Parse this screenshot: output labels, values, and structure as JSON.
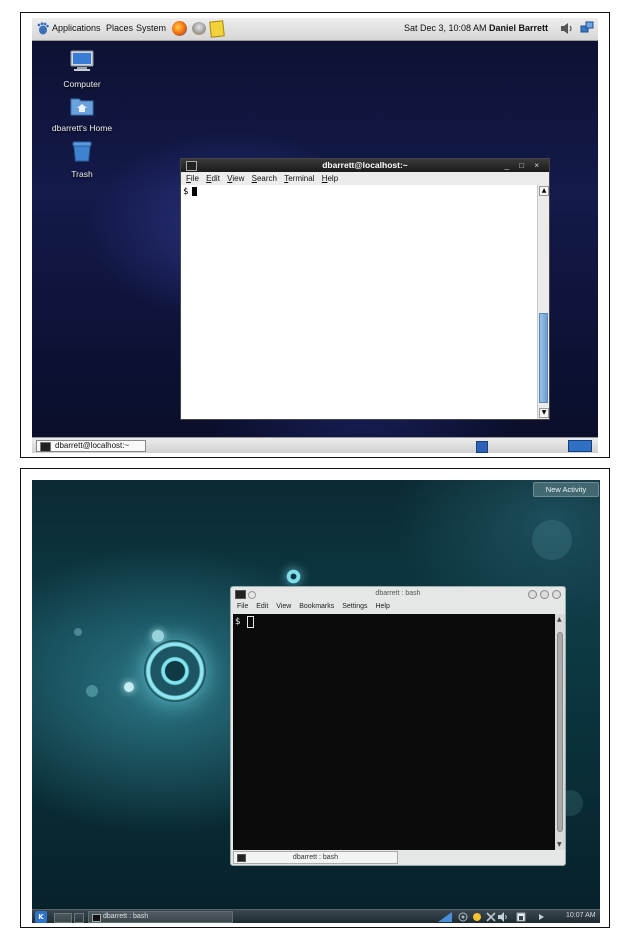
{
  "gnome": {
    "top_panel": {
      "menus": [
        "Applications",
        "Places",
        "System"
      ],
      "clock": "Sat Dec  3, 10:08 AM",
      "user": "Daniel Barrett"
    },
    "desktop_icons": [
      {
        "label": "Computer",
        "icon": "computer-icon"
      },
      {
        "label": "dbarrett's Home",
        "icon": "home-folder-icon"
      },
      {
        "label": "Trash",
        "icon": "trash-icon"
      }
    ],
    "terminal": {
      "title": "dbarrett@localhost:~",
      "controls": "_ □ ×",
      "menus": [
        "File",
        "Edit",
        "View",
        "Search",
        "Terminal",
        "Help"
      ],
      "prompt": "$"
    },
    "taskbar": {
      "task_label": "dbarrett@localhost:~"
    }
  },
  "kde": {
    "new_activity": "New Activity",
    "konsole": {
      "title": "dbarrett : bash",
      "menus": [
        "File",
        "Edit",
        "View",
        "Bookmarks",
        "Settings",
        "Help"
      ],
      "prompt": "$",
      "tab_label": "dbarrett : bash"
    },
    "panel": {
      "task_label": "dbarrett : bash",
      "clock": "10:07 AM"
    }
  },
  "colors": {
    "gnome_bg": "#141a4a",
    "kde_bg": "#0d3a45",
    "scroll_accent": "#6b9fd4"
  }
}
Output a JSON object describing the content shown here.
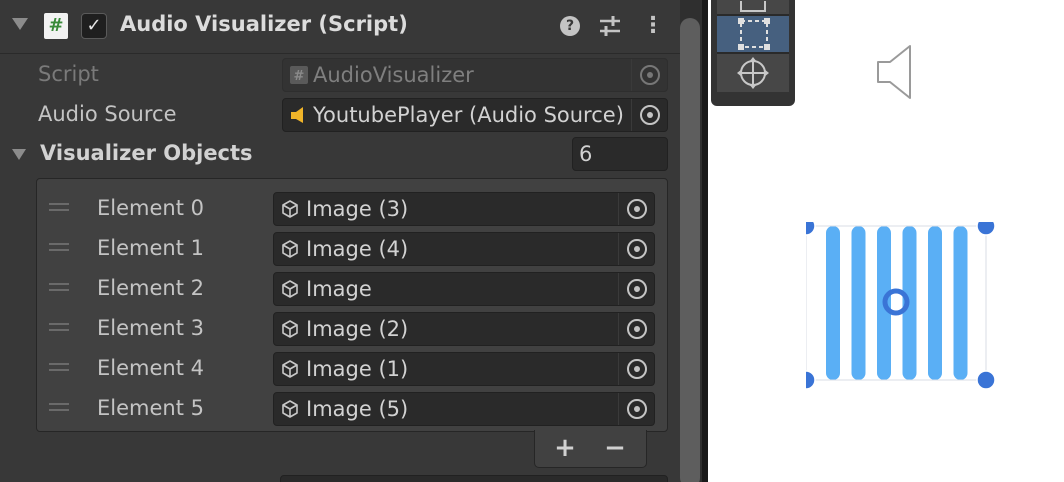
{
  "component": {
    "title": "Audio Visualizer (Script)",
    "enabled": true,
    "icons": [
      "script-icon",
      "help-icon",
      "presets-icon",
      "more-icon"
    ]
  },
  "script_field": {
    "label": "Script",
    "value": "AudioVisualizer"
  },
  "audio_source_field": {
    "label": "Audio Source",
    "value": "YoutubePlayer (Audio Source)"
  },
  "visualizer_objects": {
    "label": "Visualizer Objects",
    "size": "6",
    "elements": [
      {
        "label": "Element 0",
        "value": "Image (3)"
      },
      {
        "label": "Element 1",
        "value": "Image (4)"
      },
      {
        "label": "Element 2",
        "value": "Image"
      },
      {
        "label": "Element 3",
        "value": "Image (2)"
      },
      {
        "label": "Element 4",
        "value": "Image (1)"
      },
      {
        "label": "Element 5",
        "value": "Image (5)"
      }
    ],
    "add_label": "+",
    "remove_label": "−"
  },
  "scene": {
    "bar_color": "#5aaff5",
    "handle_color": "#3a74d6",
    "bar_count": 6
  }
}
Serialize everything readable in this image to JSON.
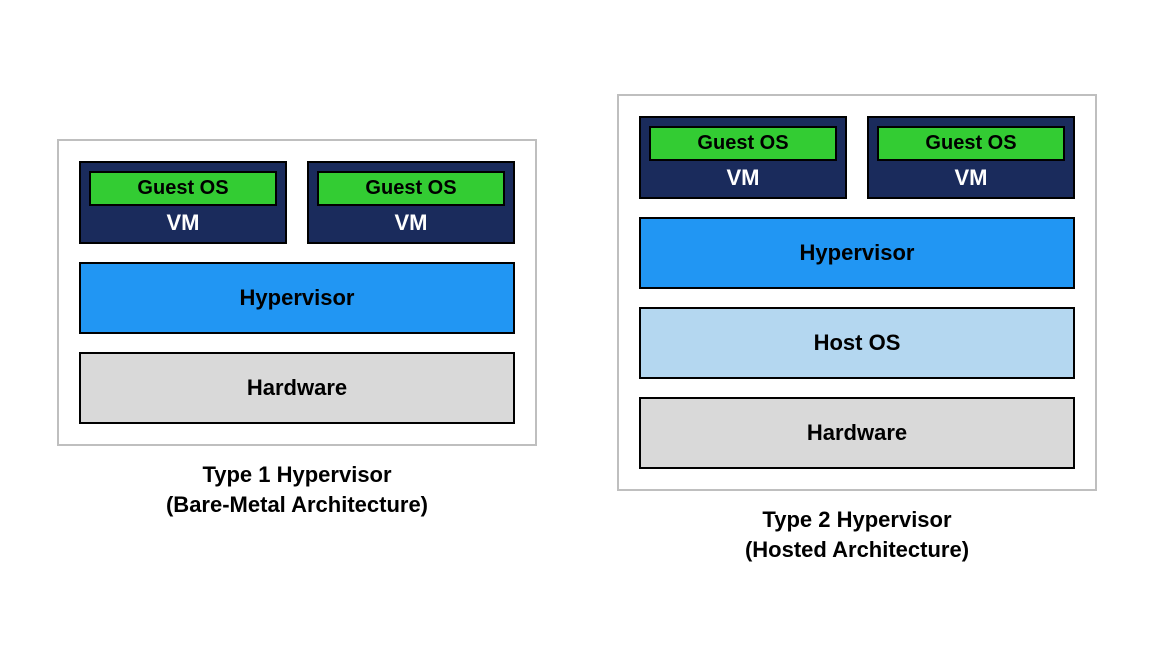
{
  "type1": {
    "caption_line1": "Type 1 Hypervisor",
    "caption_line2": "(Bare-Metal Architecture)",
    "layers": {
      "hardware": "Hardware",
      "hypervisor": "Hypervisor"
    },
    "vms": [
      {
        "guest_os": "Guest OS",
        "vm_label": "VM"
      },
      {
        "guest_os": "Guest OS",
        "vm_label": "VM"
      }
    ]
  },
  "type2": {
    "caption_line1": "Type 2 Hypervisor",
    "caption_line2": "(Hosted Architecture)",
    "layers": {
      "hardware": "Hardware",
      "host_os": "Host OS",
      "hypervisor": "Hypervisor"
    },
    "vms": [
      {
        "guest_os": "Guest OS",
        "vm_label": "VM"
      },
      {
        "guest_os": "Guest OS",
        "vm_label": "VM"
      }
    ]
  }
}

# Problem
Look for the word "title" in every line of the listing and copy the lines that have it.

# Exercise solution
      "title": "dbarrett@localhost:~",
      "title": "dbarrett : bash",
    "title": "Audio Visualizer (Script)",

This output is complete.